+++ DATA
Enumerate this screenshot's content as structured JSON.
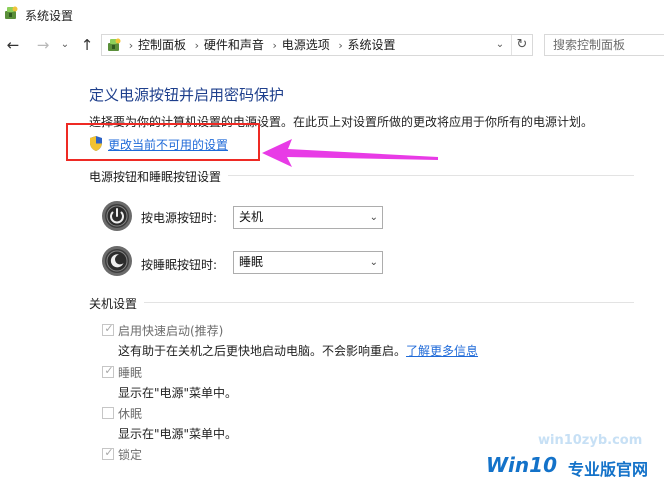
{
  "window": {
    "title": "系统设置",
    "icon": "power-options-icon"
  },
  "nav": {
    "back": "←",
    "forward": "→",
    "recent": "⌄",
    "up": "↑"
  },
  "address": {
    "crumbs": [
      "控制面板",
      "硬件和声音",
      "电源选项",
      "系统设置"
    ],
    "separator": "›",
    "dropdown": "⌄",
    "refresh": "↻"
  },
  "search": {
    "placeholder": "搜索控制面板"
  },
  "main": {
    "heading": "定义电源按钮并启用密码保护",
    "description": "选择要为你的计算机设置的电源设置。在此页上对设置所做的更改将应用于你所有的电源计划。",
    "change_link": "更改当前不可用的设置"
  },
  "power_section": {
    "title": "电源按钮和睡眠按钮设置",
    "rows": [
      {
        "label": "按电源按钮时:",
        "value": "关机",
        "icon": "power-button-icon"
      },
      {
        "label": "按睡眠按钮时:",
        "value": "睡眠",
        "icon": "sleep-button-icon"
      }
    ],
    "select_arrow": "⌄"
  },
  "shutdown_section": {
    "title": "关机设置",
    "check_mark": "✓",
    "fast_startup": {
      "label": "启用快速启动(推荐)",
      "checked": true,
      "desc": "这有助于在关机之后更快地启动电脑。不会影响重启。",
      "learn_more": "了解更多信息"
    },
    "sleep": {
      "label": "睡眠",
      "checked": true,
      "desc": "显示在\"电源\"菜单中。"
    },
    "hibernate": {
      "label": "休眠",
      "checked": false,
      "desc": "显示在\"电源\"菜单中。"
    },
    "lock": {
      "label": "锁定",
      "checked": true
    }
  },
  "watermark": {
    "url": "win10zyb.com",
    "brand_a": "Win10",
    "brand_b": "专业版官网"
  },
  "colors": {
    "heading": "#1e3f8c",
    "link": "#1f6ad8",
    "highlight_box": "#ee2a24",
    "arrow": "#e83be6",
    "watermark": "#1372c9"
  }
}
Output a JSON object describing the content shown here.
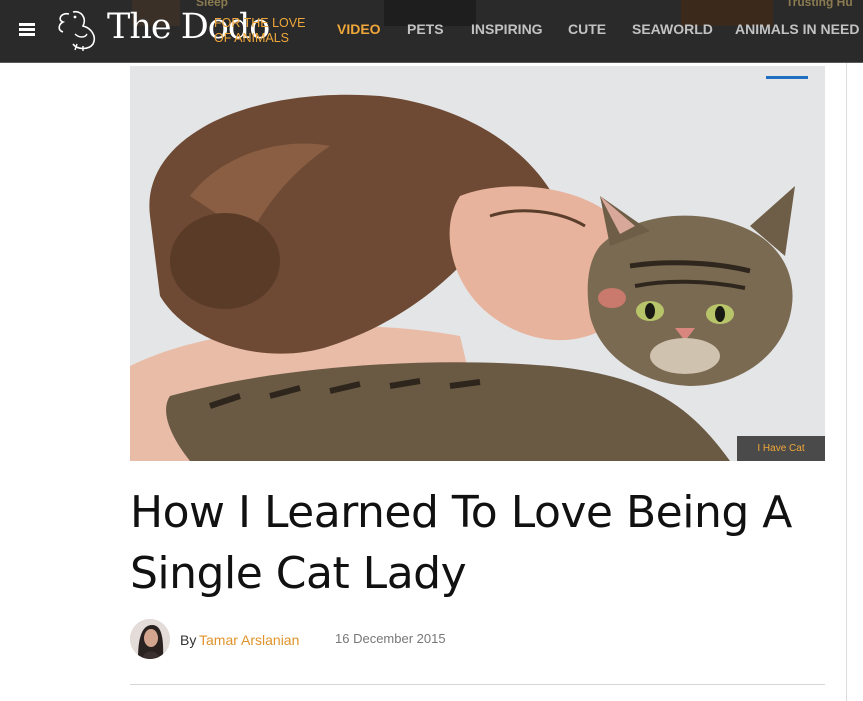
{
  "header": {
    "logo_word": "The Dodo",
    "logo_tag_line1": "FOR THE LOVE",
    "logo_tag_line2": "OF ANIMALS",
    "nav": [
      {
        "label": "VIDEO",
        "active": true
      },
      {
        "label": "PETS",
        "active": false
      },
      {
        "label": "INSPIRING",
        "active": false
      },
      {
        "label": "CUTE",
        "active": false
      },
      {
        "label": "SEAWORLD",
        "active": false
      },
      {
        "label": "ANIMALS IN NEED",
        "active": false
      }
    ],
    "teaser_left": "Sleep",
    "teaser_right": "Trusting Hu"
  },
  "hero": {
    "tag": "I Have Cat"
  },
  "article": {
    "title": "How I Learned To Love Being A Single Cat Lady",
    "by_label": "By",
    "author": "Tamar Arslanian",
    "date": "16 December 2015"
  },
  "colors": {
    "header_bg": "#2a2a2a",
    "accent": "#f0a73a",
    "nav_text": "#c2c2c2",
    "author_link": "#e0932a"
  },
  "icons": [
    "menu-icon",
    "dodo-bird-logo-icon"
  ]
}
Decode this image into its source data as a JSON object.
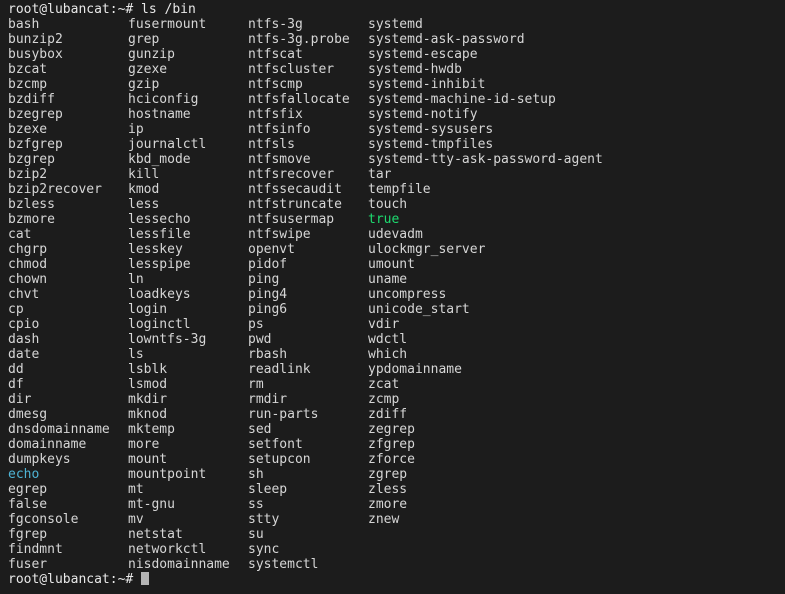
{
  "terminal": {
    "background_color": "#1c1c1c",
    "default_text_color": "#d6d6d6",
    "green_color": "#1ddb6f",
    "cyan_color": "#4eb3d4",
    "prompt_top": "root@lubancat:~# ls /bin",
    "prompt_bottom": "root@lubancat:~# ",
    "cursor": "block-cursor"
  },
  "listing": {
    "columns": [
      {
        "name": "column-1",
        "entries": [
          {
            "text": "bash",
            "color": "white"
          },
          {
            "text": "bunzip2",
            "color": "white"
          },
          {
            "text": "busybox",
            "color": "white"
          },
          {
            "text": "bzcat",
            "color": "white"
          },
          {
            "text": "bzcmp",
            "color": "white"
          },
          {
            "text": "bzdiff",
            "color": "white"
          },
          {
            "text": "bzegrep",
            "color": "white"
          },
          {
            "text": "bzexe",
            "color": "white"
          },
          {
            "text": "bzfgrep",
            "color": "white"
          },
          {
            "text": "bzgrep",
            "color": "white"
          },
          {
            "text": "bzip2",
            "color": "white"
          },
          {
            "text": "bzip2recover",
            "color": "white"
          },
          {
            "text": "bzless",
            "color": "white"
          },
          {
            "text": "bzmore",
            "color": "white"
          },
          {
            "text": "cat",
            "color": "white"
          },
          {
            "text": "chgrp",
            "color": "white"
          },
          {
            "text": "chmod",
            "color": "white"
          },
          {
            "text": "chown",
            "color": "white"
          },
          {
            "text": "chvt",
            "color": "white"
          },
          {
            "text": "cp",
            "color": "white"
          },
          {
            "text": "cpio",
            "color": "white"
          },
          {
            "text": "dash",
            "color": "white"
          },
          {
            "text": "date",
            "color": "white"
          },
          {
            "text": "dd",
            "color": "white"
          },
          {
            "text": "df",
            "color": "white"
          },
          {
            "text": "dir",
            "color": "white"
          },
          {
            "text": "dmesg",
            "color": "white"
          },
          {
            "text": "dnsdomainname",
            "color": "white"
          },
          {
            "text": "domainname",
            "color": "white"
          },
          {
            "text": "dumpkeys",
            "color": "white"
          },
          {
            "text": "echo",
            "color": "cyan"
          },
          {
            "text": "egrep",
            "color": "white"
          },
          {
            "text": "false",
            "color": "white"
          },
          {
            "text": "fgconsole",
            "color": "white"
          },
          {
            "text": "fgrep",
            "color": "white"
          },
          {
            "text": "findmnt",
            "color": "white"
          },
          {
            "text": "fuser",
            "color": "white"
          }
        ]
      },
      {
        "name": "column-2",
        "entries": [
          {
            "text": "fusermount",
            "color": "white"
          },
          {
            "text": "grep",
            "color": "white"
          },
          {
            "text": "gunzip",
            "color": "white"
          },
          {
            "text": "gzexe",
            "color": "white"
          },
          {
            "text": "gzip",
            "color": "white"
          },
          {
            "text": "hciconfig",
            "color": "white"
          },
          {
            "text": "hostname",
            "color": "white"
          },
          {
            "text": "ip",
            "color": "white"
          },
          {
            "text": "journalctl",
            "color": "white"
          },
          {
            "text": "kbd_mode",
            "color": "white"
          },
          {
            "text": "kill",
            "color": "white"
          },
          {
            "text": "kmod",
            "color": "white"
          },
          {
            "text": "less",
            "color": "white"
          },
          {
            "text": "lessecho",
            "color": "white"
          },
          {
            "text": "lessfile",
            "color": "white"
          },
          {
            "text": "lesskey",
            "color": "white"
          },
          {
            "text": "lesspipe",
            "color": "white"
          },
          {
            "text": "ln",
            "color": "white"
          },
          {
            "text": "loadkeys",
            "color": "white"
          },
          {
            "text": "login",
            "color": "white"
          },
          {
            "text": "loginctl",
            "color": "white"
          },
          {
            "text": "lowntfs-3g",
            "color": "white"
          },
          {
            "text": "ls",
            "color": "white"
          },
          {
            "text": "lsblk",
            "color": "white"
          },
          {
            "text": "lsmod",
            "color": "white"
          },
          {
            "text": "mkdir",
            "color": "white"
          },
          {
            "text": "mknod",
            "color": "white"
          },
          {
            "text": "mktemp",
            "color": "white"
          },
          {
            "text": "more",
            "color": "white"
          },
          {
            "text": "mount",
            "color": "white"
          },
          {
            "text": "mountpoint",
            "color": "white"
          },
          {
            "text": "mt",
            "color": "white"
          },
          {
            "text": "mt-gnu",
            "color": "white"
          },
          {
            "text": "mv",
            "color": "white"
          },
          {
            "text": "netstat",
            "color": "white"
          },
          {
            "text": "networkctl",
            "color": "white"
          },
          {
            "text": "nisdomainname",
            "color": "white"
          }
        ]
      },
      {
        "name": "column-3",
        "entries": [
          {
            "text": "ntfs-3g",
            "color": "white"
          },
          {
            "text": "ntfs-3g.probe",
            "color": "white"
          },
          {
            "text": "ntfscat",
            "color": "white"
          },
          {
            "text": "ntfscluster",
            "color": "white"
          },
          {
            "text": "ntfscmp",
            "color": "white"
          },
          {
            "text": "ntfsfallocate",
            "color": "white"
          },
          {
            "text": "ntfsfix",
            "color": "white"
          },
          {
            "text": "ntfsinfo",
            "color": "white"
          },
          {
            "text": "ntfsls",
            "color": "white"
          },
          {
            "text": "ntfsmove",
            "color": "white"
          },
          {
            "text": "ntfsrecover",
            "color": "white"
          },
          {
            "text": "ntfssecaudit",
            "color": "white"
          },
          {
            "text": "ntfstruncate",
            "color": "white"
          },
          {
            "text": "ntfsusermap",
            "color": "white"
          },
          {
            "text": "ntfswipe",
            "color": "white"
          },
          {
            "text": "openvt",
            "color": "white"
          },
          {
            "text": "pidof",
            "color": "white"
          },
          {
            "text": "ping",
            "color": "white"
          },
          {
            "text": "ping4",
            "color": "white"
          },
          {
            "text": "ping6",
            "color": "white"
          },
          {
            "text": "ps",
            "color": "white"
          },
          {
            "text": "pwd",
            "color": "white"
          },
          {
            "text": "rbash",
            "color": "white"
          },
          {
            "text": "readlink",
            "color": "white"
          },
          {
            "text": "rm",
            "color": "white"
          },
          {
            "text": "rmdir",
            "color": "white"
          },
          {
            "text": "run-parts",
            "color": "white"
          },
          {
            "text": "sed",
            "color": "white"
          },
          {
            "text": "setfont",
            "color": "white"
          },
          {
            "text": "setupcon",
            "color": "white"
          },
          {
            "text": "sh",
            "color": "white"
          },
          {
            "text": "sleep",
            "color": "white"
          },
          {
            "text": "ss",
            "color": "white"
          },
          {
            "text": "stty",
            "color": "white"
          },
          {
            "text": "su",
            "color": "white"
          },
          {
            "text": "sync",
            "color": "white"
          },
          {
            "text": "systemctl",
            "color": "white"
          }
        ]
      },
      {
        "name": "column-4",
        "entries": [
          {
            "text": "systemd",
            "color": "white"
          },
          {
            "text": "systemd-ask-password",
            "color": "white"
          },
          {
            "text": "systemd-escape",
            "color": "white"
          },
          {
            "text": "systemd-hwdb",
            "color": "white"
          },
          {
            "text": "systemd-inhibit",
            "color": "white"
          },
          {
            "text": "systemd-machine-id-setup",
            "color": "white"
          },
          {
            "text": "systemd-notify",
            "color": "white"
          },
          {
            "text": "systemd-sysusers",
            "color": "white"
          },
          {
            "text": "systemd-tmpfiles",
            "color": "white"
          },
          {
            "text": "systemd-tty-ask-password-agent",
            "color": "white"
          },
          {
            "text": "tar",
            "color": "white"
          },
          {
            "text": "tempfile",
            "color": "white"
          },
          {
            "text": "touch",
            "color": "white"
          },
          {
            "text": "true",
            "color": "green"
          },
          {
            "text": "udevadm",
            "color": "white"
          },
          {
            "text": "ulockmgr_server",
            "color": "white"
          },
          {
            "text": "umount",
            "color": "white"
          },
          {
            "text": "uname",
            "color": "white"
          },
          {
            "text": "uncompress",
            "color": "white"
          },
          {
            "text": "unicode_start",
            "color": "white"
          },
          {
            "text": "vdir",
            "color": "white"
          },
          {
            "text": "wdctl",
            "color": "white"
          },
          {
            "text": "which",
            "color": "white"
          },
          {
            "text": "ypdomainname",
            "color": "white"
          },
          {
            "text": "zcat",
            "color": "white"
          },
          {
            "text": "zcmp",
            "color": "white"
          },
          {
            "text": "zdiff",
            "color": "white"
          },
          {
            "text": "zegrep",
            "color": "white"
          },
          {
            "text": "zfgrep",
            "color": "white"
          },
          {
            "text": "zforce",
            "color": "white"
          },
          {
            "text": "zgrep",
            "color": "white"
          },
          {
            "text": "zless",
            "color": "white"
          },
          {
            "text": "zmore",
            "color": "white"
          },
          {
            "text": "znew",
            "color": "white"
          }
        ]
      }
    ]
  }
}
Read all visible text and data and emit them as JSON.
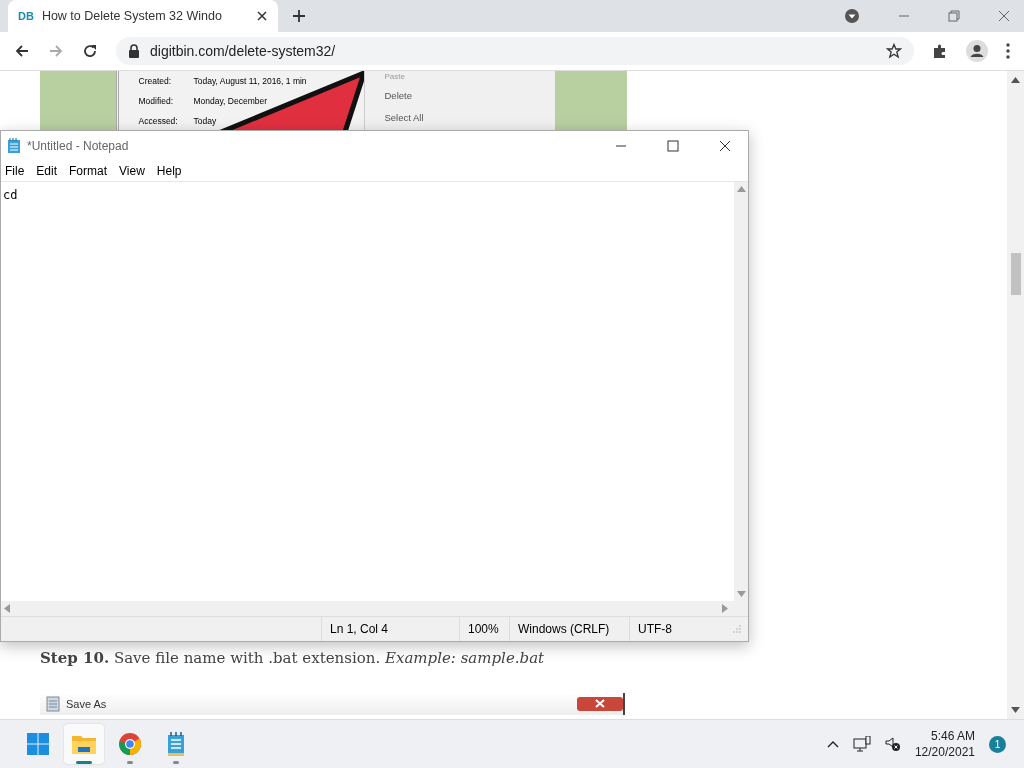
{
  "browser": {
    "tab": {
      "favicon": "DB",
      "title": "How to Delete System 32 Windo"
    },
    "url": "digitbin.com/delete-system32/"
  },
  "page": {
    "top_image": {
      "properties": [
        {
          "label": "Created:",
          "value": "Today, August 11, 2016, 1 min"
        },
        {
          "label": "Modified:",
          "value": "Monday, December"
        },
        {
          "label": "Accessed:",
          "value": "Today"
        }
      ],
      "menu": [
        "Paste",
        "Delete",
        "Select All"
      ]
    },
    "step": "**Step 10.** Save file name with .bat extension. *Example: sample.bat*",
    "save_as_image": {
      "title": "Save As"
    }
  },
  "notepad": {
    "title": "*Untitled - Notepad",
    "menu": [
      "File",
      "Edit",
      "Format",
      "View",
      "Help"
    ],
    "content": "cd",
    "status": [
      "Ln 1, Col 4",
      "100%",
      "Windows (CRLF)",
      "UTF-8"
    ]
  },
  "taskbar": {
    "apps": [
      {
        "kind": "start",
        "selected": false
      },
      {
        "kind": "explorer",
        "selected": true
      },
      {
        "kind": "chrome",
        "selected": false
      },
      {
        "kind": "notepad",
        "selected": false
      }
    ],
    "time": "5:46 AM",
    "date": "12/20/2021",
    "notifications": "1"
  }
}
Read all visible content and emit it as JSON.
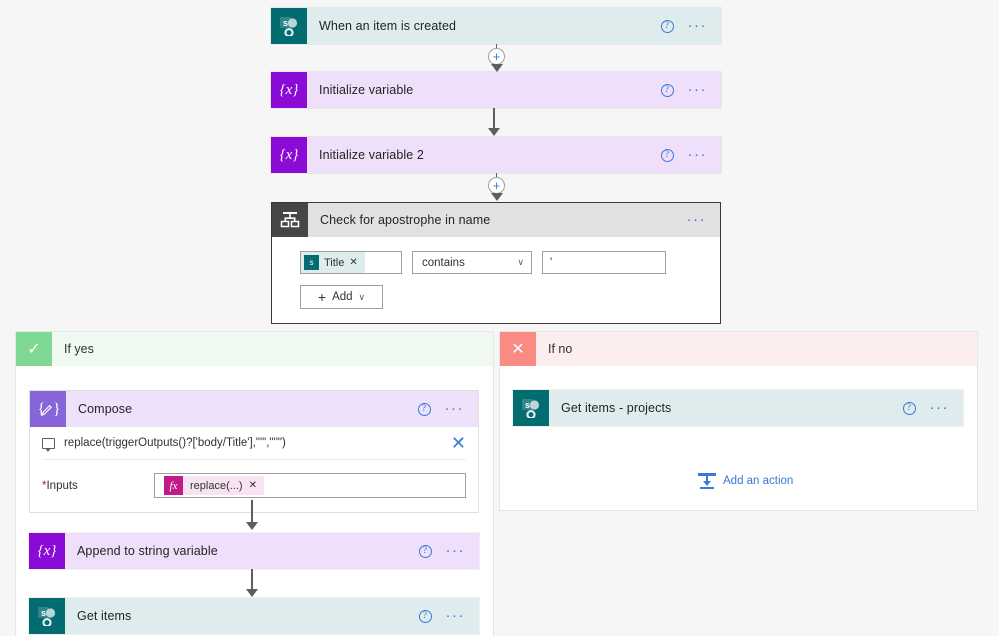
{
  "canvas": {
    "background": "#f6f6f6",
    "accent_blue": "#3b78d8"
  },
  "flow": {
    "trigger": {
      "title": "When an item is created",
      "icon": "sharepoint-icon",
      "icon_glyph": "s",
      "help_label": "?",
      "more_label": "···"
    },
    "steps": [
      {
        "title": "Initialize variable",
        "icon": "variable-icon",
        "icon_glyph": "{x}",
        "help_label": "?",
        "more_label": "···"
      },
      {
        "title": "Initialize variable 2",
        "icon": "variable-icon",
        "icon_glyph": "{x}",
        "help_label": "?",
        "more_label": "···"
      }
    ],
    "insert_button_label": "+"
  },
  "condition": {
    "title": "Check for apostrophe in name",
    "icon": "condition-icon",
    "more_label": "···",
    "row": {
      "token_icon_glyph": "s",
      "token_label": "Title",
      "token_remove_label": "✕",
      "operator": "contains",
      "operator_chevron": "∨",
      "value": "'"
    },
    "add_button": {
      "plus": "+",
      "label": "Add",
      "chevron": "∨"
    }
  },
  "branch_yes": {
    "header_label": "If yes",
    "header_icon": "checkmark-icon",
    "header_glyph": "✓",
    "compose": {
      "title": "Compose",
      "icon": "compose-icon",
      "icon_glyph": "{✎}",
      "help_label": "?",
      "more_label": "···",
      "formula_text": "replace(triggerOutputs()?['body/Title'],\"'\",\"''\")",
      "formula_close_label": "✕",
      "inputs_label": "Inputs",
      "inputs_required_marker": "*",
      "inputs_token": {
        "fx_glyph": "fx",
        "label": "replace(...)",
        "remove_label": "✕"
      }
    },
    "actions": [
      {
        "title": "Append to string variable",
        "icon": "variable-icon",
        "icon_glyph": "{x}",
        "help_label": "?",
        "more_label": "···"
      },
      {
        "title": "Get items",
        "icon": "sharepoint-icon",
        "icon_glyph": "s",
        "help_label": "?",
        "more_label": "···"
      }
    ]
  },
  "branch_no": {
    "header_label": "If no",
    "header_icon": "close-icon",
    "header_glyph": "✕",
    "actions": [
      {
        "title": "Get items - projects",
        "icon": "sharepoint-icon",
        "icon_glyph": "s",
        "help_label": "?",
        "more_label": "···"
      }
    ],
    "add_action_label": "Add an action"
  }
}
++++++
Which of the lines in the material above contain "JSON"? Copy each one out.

Enumerate this screenshot's content as structured JSON.
Output a JSON object describing the content shown here.
Decode this image into its source data as a JSON object.
Read all visible text and data and emit them as JSON.
Read all visible content and emit it as JSON.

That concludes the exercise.